In a new report analysis was made of studies on use of e.g. mobile phones and tablets and sleep and tiredness. The report included analysis of 20 cross-sectional studies of children and adolescents aged 6-19 years, in total more than 125,000 subjects. Use of media devices during bedtime gave about doubled risk for inadequate sleep, poor sleep and tiredness daytime. Also if these devices were not actively used an increased risk, although lower, was found for these health problems.
In USA 72 % of children and 89 % of adolescents have access to at least one media device.
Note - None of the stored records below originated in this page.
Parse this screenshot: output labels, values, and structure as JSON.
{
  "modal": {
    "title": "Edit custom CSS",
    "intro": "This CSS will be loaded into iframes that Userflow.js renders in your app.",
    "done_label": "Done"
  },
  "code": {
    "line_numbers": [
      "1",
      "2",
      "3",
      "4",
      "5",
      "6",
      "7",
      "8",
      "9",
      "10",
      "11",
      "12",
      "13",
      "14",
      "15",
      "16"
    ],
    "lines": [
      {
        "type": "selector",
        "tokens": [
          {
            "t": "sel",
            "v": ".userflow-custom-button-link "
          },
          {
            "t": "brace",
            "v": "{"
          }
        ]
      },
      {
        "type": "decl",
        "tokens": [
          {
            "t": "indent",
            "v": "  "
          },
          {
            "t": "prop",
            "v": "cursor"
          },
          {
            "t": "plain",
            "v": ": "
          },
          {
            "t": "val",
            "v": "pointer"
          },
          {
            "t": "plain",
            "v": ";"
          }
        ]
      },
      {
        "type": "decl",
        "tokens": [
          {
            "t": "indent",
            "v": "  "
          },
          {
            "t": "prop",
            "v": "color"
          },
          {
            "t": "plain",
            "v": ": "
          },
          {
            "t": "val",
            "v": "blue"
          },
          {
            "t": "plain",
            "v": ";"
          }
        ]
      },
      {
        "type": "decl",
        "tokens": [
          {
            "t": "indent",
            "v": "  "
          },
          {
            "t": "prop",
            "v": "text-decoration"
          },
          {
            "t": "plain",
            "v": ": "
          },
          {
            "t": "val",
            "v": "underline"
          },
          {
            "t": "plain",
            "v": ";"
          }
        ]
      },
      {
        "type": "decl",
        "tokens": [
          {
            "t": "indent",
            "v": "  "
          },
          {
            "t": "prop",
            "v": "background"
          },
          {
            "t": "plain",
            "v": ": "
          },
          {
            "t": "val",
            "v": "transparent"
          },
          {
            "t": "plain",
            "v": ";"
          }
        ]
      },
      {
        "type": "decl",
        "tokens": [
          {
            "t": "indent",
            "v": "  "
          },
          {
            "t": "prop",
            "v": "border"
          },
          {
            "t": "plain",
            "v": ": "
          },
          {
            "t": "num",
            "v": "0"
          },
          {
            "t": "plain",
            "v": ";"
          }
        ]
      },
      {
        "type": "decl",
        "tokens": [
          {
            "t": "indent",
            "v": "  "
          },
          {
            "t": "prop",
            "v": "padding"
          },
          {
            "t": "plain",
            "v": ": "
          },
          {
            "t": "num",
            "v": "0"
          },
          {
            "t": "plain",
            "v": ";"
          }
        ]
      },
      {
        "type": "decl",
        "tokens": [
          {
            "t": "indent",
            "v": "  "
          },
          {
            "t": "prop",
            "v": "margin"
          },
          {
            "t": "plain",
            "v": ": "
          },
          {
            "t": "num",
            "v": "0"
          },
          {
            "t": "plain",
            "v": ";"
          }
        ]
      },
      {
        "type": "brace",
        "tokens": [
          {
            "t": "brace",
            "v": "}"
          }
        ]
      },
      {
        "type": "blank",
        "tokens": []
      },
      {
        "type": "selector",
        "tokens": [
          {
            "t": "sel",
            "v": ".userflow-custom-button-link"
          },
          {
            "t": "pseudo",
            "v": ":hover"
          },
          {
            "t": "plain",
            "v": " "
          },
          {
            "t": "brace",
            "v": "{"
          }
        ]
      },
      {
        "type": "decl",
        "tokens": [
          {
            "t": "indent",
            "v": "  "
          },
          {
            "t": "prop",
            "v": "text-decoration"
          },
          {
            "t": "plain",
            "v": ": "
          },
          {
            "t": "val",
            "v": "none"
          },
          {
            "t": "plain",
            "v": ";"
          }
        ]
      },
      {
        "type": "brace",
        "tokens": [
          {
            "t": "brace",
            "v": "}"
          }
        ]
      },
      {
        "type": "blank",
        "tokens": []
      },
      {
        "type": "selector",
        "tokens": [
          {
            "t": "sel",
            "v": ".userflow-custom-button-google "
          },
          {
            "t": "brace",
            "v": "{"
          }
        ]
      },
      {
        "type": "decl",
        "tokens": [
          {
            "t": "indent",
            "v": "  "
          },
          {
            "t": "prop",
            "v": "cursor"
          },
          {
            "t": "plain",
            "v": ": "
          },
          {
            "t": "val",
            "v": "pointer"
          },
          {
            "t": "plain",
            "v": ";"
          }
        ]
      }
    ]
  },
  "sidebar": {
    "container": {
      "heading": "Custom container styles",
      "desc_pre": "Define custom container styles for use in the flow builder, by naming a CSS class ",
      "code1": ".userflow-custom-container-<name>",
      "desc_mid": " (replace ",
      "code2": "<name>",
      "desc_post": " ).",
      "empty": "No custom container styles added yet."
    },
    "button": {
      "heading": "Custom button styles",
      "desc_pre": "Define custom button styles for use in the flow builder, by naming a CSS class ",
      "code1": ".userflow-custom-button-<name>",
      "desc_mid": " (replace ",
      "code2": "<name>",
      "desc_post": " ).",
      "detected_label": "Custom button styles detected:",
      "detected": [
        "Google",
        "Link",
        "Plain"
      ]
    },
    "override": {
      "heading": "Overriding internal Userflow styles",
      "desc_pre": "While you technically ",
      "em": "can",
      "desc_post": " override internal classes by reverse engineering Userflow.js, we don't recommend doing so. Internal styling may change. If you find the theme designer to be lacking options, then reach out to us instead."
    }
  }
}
Most of them use it during bedtime.
Various pathways were discussed for the negative sleep impact: “First, they may negatively influence sleep by directly displacing, delaying, or interrupting sleep time. Second, the content can be psychologically stimulating, and, third, the light emitted from devices affects circadian timing, physiological sleep, and alertness.”
It is remarkable that the authors do not discuss exposure to radiofrequency (RF) fields (electromagnetic radiation) as a contributing factor. Wireless devices such as mobile phones (smartphones) emit RF radiation also when they are not used; updating apps, internet, SMS etc. This passive exposure may have contributed to the sleep disturbances in persons that did not actively use them. The authors seem to have been unwilling to discuss RF radiation. In fact studies on electromagnetic radiation were excluded. Also wireless use of desktops and computers would have been of interest. The authors stated:
“The exclusion criteria were studies of stationary exposures, such as televisions or desktop or personal computers, or studies investigating electromagnetic radiation.”